- What to work on: Copy out each record that follows exactly, and omit any picture you find.

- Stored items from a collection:
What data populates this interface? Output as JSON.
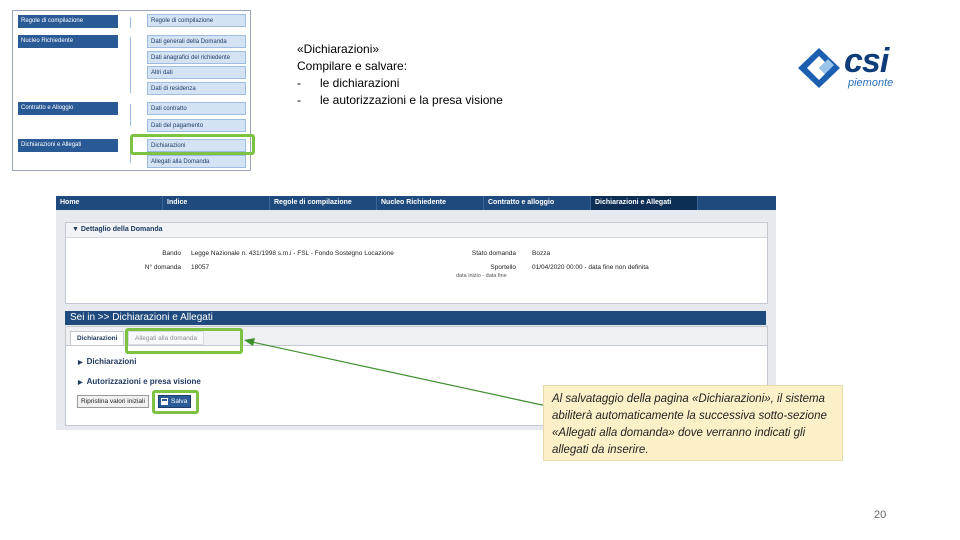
{
  "nav_tree": {
    "left_items": [
      {
        "label": "Regole di compilazione"
      },
      {
        "label": "Nucleo Richiedente"
      },
      {
        "label": "Contratto e Alloggio"
      },
      {
        "label": "Dichiarazioni e Allegati"
      }
    ],
    "right_items": [
      {
        "label": "Regole di compilazione"
      },
      {
        "label": "Dati generali della Domanda"
      },
      {
        "label": "Dati anagrafici del richiedente"
      },
      {
        "label": "Altri dati"
      },
      {
        "label": "Dati di residenza"
      },
      {
        "label": "Dati contratto"
      },
      {
        "label": "Dati del pagamento"
      },
      {
        "label": "Dichiarazioni"
      },
      {
        "label": "Allegati alla Domanda"
      }
    ]
  },
  "instructions": {
    "title": "«Dichiarazioni»",
    "subtitle": "Compilare e salvare:",
    "bullet_marker": "-",
    "items": [
      "le dichiarazioni",
      "le autorizzazioni e la presa visione"
    ]
  },
  "logo": {
    "word": "csi",
    "sub": "piemonte"
  },
  "app": {
    "nav": [
      {
        "label": "Home"
      },
      {
        "label": "Indice"
      },
      {
        "label": "Regole di compilazione"
      },
      {
        "label": "Nucleo Richiedente"
      },
      {
        "label": "Contratto e alloggio"
      },
      {
        "label": "Dichiarazioni e Allegati"
      }
    ],
    "detail": {
      "header": "▼ Dettaglio della Domanda",
      "bando_label": "Bando",
      "bando_value": "Legge Nazionale n. 431/1998 s.m.i - FSL - Fondo Sostegno Locazione",
      "numero_label": "N° domanda",
      "numero_value": "18057",
      "stato_label": "Stato domanda",
      "stato_value": "Bozza",
      "sportello_label": "Sportello",
      "sportello_value": "01/04/2020 00:00 - data fine non definita",
      "sportello_sub": "data inizio - data fine"
    },
    "breadcrumb": "Sei in >> Dichiarazioni e Allegati",
    "tabs": [
      {
        "label": "Dichiarazioni"
      },
      {
        "label": "Allegati alla domanda"
      }
    ],
    "sections": [
      "Dichiarazioni",
      "Autorizzazioni e presa visione"
    ],
    "buttons": {
      "reset": "Ripristina valori iniziali",
      "save": "Salva"
    }
  },
  "callout": "Al salvataggio della pagina «Dichiarazioni», il sistema abiliterà automaticamente la successiva sotto-sezione «Allegati alla domanda» dove verranno indicati gli allegati da inserire.",
  "page_number": "20",
  "colors": {
    "highlight": "#7dc242",
    "nav_bg": "#1f4a7d",
    "callout_bg": "#fcf0c8",
    "logo_blue": "#0f3d7a"
  }
}
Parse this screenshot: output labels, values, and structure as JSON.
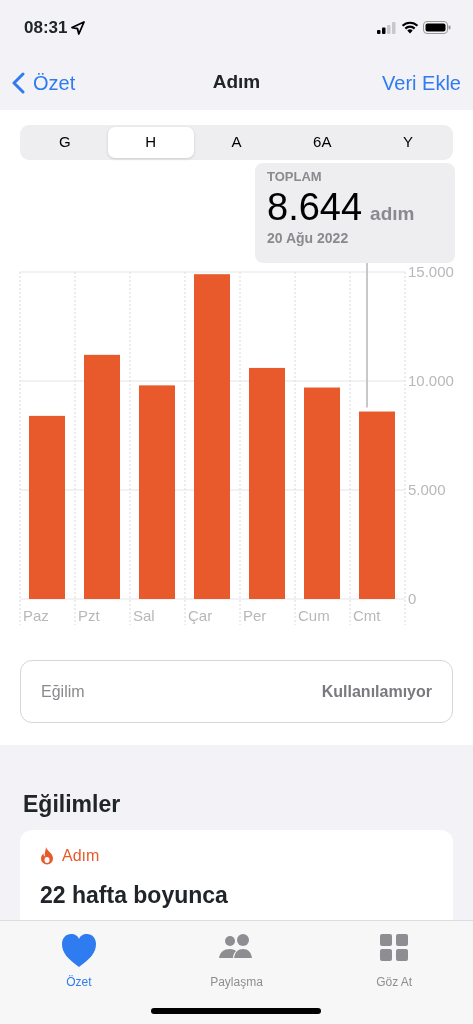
{
  "status_bar": {
    "time": "08:31"
  },
  "nav": {
    "back": "Özet",
    "title": "Adım",
    "action": "Veri Ekle"
  },
  "segments": [
    {
      "label": "G",
      "selected": false
    },
    {
      "label": "H",
      "selected": true
    },
    {
      "label": "A",
      "selected": false
    },
    {
      "label": "6A",
      "selected": false
    },
    {
      "label": "Y",
      "selected": false
    }
  ],
  "summary": {
    "caption": "TOPLAM",
    "value": "8.644",
    "unit": "adım",
    "date": "20 Ağu 2022"
  },
  "chart_data": {
    "type": "bar",
    "categories": [
      "Paz",
      "Pzt",
      "Sal",
      "Çar",
      "Per",
      "Cum",
      "Cmt"
    ],
    "series": [
      {
        "color": "#e85a2c",
        "values": [
          8400,
          11200,
          9800,
          14900,
          10600,
          9700,
          8600
        ]
      }
    ],
    "ylim": [
      0,
      15000
    ],
    "yticks": [
      {
        "value": 0,
        "label": "0"
      },
      {
        "value": 5000,
        "label": "5.000"
      },
      {
        "value": 10000,
        "label": "10.000"
      },
      {
        "value": 15000,
        "label": "15.000"
      }
    ]
  },
  "trend_row": {
    "label": "Eğilim",
    "value": "Kullanılamıyor"
  },
  "trends": {
    "heading": "Eğilimler",
    "card": {
      "metric": "Adım",
      "text": "22 hafta boyunca"
    }
  },
  "tab_bar": [
    {
      "label": "Özet",
      "selected": true
    },
    {
      "label": "Paylaşma",
      "selected": false
    },
    {
      "label": "Göz At",
      "selected": false
    }
  ]
}
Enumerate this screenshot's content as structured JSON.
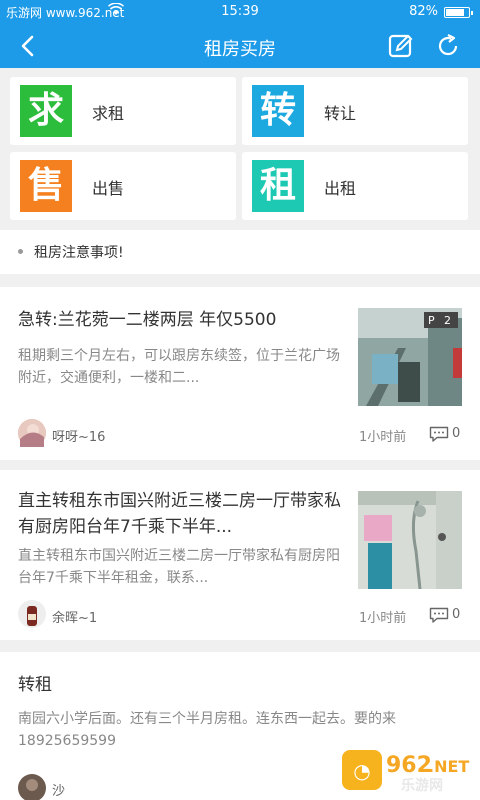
{
  "status_bar": {
    "carrier": "乐游网 www.962.net",
    "time": "15:39",
    "battery_pct": "82%",
    "battery_level": 0.82
  },
  "nav": {
    "title": "租房买房"
  },
  "grid": [
    {
      "glyph": "求",
      "label": "求租",
      "color": "#2dbd3c"
    },
    {
      "glyph": "转",
      "label": "转让",
      "color": "#1ba9e0"
    },
    {
      "glyph": "售",
      "label": "出售",
      "color": "#f5801f"
    },
    {
      "glyph": "租",
      "label": "出租",
      "color": "#1ec9b4"
    }
  ],
  "notice": {
    "text": "租房注意事项!"
  },
  "posts": [
    {
      "title": "急转:兰花菀一二楼两层 年仅5500",
      "desc": "租期剩三个月左右，可以跟房东续签，位于兰花广场附近，交通便利，一楼和二...",
      "author": "呀呀~16",
      "time": "1小时前",
      "comments": "0",
      "photo_badge": "2"
    },
    {
      "title": "直主转租东市国兴附近三楼二房一厅带家私 有厨房阳台年7千乘下半年...",
      "desc": "直主转租东市国兴附近三楼二房一厅带家私有厨房阳台年7千乘下半年租金，联系...",
      "author": "余晖~1",
      "time": "1小时前",
      "comments": "0"
    },
    {
      "title": "转租",
      "desc": "南园六小学后面。还有三个半月房租。连东西一起去。要的来18925659599",
      "author": "沙"
    }
  ],
  "watermark": {
    "brand": "962",
    "suffix": ".NET",
    "caption": "乐游网"
  }
}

- Written response:
What data populates this interface? Output as JSON.
{
  "nav_tree": {
    "left_items": [
      {
        "label": "Regole di compilazione"
      },
      {
        "label": "Nucleo Richiedente"
      },
      {
        "label": "Contratto e Alloggio"
      },
      {
        "label": "Dichiarazioni e Allegati"
      }
    ],
    "right_items": [
      {
        "label": "Regole di compilazione"
      },
      {
        "label": "Dati generali della Domanda"
      },
      {
        "label": "Dati anagrafici del richiedente"
      },
      {
        "label": "Altri dati"
      },
      {
        "label": "Dati di residenza"
      },
      {
        "label": "Dati contratto"
      },
      {
        "label": "Dati del pagamento"
      },
      {
        "label": "Dichiarazioni"
      },
      {
        "label": "Allegati alla Domanda"
      }
    ]
  },
  "instructions": {
    "title": "«Dichiarazioni»",
    "subtitle": "Compilare e salvare:",
    "bullet_marker": "-",
    "items": [
      "le dichiarazioni",
      "le autorizzazioni e la presa visione"
    ]
  },
  "logo": {
    "word": "csi",
    "sub": "piemonte"
  },
  "app": {
    "nav": [
      {
        "label": "Home"
      },
      {
        "label": "Indice"
      },
      {
        "label": "Regole di compilazione"
      },
      {
        "label": "Nucleo Richiedente"
      },
      {
        "label": "Contratto e alloggio"
      },
      {
        "label": "Dichiarazioni e Allegati"
      }
    ],
    "detail": {
      "header": "▼ Dettaglio della Domanda",
      "bando_label": "Bando",
      "bando_value": "Legge Nazionale n. 431/1998 s.m.i - FSL - Fondo Sostegno Locazione",
      "numero_label": "N° domanda",
      "numero_value": "18057",
      "stato_label": "Stato domanda",
      "stato_value": "Bozza",
      "sportello_label": "Sportello",
      "sportello_value": "01/04/2020 00:00 - data fine non definita",
      "sportello_sub": "data inizio - data fine"
    },
    "breadcrumb": "Sei in >> Dichiarazioni e Allegati",
    "tabs": [
      {
        "label": "Dichiarazioni"
      },
      {
        "label": "Allegati alla domanda"
      }
    ],
    "sections": [
      "Dichiarazioni",
      "Autorizzazioni e presa visione"
    ],
    "buttons": {
      "reset": "Ripristina valori iniziali",
      "save": "Salva"
    }
  },
  "callout": "Al salvataggio della pagina «Dichiarazioni», il sistema abiliterà automaticamente la successiva sotto-sezione «Allegati alla domanda» dove verranno indicati gli allegati da inserire.",
  "page_number": "20",
  "colors": {
    "highlight": "#7dc242",
    "nav_bg": "#1f4a7d",
    "callout_bg": "#fcf0c8",
    "logo_blue": "#0f3d7a"
  }
}
Parse this screenshot: output labels, values, and structure as JSON.
{
  "status_bar": {
    "time": "08:31"
  },
  "nav": {
    "back": "Özet",
    "title": "Adım",
    "action": "Veri Ekle"
  },
  "segments": [
    {
      "label": "G",
      "selected": false
    },
    {
      "label": "H",
      "selected": true
    },
    {
      "label": "A",
      "selected": false
    },
    {
      "label": "6A",
      "selected": false
    },
    {
      "label": "Y",
      "selected": false
    }
  ],
  "summary": {
    "caption": "TOPLAM",
    "value": "8.644",
    "unit": "adım",
    "date": "20 Ağu 2022"
  },
  "chart_data": {
    "type": "bar",
    "categories": [
      "Paz",
      "Pzt",
      "Sal",
      "Çar",
      "Per",
      "Cum",
      "Cmt"
    ],
    "series": [
      {
        "color": "#e85a2c",
        "values": [
          8400,
          11200,
          9800,
          14900,
          10600,
          9700,
          8600
        ]
      }
    ],
    "ylim": [
      0,
      15000
    ],
    "yticks": [
      {
        "value": 0,
        "label": "0"
      },
      {
        "value": 5000,
        "label": "5.000"
      },
      {
        "value": 10000,
        "label": "10.000"
      },
      {
        "value": 15000,
        "label": "15.000"
      }
    ]
  },
  "trend_row": {
    "label": "Eğilim",
    "value": "Kullanılamıyor"
  },
  "trends": {
    "heading": "Eğilimler",
    "card": {
      "metric": "Adım",
      "text": "22 hafta boyunca"
    }
  },
  "tab_bar": [
    {
      "label": "Özet",
      "selected": true
    },
    {
      "label": "Paylaşma",
      "selected": false
    },
    {
      "label": "Göz At",
      "selected": false
    }
  ]
}
Enumerate this screenshot's content as structured JSON.
{
  "status_bar": {
    "carrier": "乐游网 www.962.net",
    "time": "15:39",
    "battery_pct": "82%",
    "battery_level": 0.82
  },
  "nav": {
    "title": "租房买房"
  },
  "grid": [
    {
      "glyph": "求",
      "label": "求租",
      "color": "#2dbd3c"
    },
    {
      "glyph": "转",
      "label": "转让",
      "color": "#1ba9e0"
    },
    {
      "glyph": "售",
      "label": "出售",
      "color": "#f5801f"
    },
    {
      "glyph": "租",
      "label": "出租",
      "color": "#1ec9b4"
    }
  ],
  "notice": {
    "text": "租房注意事项!"
  },
  "posts": [
    {
      "title": "急转:兰花菀一二楼两层 年仅5500",
      "desc": "租期剩三个月左右，可以跟房东续签，位于兰花广场附近，交通便利，一楼和二...",
      "author": "呀呀~16",
      "time": "1小时前",
      "comments": "0",
      "photo_badge": "2"
    },
    {
      "title": "直主转租东市国兴附近三楼二房一厅带家私 有厨房阳台年7千乘下半年...",
      "desc": "直主转租东市国兴附近三楼二房一厅带家私有厨房阳台年7千乘下半年租金，联系...",
      "author": "余晖~1",
      "time": "1小时前",
      "comments": "0"
    },
    {
      "title": "转租",
      "desc": "南园六小学后面。还有三个半月房租。连东西一起去。要的来18925659599",
      "author": "沙"
    }
  ],
  "watermark": {
    "brand": "962",
    "suffix": ".NET",
    "caption": "乐游网"
  }
}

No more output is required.